[App and web page records]
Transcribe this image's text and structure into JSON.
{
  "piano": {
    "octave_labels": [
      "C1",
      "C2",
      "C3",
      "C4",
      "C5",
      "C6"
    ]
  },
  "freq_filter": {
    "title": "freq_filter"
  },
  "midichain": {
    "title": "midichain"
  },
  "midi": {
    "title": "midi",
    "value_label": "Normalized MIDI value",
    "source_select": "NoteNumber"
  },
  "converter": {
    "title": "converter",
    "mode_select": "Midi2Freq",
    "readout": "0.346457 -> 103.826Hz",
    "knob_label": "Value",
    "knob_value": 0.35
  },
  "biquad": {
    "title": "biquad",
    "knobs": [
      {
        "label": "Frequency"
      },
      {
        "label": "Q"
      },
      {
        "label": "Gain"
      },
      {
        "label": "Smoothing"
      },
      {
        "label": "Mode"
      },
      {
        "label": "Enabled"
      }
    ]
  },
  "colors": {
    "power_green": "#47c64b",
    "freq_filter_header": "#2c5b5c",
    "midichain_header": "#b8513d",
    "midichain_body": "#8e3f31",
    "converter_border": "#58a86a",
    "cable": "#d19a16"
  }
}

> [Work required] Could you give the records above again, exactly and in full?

> [Task result]
Transcribe this image's text and structure into JSON.
{
  "piano": {
    "octave_labels": [
      "C1",
      "C2",
      "C3",
      "C4",
      "C5",
      "C6"
    ]
  },
  "freq_filter": {
    "title": "freq_filter"
  },
  "midichain": {
    "title": "midichain"
  },
  "midi": {
    "title": "midi",
    "value_label": "Normalized MIDI value",
    "source_select": "NoteNumber"
  },
  "converter": {
    "title": "converter",
    "mode_select": "Midi2Freq",
    "readout": "0.346457 -> 103.826Hz",
    "knob_label": "Value",
    "knob_value": 0.35
  },
  "biquad": {
    "title": "biquad",
    "knobs": [
      {
        "label": "Frequency"
      },
      {
        "label": "Q"
      },
      {
        "label": "Gain"
      },
      {
        "label": "Smoothing"
      },
      {
        "label": "Mode"
      },
      {
        "label": "Enabled"
      }
    ]
  },
  "colors": {
    "power_green": "#47c64b",
    "freq_filter_header": "#2c5b5c",
    "midichain_header": "#b8513d",
    "midichain_body": "#8e3f31",
    "converter_border": "#58a86a",
    "cable": "#d19a16"
  }
}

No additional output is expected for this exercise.